Pupil Equity Funding is being put to good use in schools across Argyll and Bute, helping children to realise their potential and improve literacy, numeracy and health and wellbeing.
At a meeting of the council’s Community Services Committee today (Thursday) Caroline Armour, head teacher at Dalintober Primary School in Campbeltown, was joined by Rona Young, Physical Education Co-ordinator, and Kathryn Wilkie, Area Education Officer, to explain to members the different ways that PEF is being used to benefit pupils.
The Scottish Government PEF was introduced last year as a core element of the Scottish Attainment Challenge, with the aim of improving the educational outcomes of children affected by poverty. There is currently a gap between the educational progress made by those living in Scotland’s least and most deprived areas, often known as the ‘attainment gap.’

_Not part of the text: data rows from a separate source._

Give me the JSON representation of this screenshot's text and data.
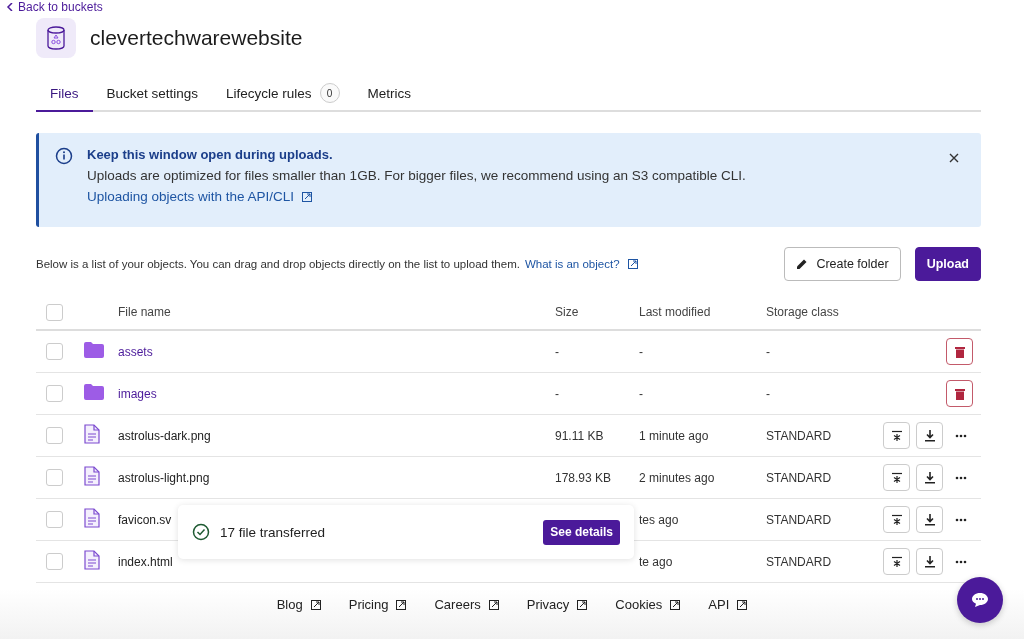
{
  "back_link": "Back to buckets",
  "bucket": {
    "name": "clevertechwarewebsite"
  },
  "tabs": [
    {
      "label": "Files",
      "selected": true
    },
    {
      "label": "Bucket settings",
      "selected": false
    },
    {
      "label": "Lifecycle rules",
      "badge": "0",
      "selected": false
    },
    {
      "label": "Metrics",
      "selected": false
    }
  ],
  "alert": {
    "title": "Keep this window open during uploads.",
    "message": "Uploads are optimized for files smaller than 1GB. For bigger files, we recommend using an S3 compatible CLI.",
    "link": "Uploading objects with the API/CLI"
  },
  "intro": {
    "text": "Below is a list of your objects. You can drag and drop objects directly on the list to upload them.",
    "link": "What is an object?"
  },
  "buttons": [
    {
      "kind": "secondary",
      "label": "Create folder"
    },
    {
      "kind": "primary",
      "label": "Upload"
    }
  ],
  "table": {
    "select_all_checked": false,
    "columns": [
      "File name",
      "Size",
      "Last modified",
      "Storage class"
    ],
    "rows": [
      {
        "kind": "folder",
        "checked": false,
        "name": "assets",
        "size": "-",
        "modified": "-",
        "storage": "-"
      },
      {
        "kind": "folder",
        "checked": false,
        "name": "images",
        "size": "-",
        "modified": "-",
        "storage": "-"
      },
      {
        "kind": "file",
        "checked": false,
        "name": "astrolus-dark.png",
        "size": "91.11 KB",
        "modified": "1 minute ago",
        "storage": "STANDARD"
      },
      {
        "kind": "file",
        "checked": false,
        "name": "astrolus-light.png",
        "size": "178.93 KB",
        "modified": "2 minutes ago",
        "storage": "STANDARD"
      },
      {
        "kind": "file",
        "checked": false,
        "name": "favicon.sv",
        "modified": "tes ago",
        "storage": "STANDARD"
      },
      {
        "kind": "file",
        "checked": false,
        "name": "index.html",
        "modified": "te ago",
        "storage": "STANDARD"
      }
    ]
  },
  "toast": {
    "message": "17 file transferred",
    "button": "See details"
  },
  "footer": {
    "links": [
      "Blog",
      "Pricing",
      "Careers",
      "Privacy",
      "Cookies",
      "API"
    ]
  }
}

Just over £1.3 million was allocated to schools across Argyll and Bute in 2017, with a further £1.4 million of this year’s allocation earmarked for the area.
The fund enables head teachers to make decisions about how the funding can be used to deliver activities that are additional to those which are already planned.
One of the ways that Dalintober Primary has used the money is to extend the Better Movers, Better Thinkers project – an initiative that was first established through funding from the Scottish Government’s Education Scotland Innovation Fund aimed at raising attainment through literacy and numeracy. It encourages young people to use sequencing with numbers and letters whilst moving, engaging the body and the mind at the same time.
Dalintober is one of four schools in Argyll and Bute using the PEF to extend the Better Movers, Better Thinkers initiative. The others are Parklands, Bowmore and Port Ellen Primary Schools.
The impact of the project at Dalintober was monitored over a three month period and the results were measured using the British Ability Score. These results showed a significant improvement in learning. The children were more confident, their mental agility was better and there was an improvement in their motor skills. The pupils had better digital recall, they appeared more focussed, their speed processing had increased and they were able to self-evaluate their own learning.
The Council’s Policy Lead for Education, Councillor Yvonne McNeilly said: “The staff and pupils at Dalintober have been extremely innovative in how they how used their allocation of funding and it is very encouraging to hear such positive feedback from the children.
“We want our young people to have the best start in life. This means raising attainment and trying to close the attainment gap.
“It is important that the life chances of all children and young people in Argyll and Bute are equal. We recognise the importance of rural issues and how this impacts on the life chances for our children, and look forward to the Pupil Equity Funding helping to address these issues.”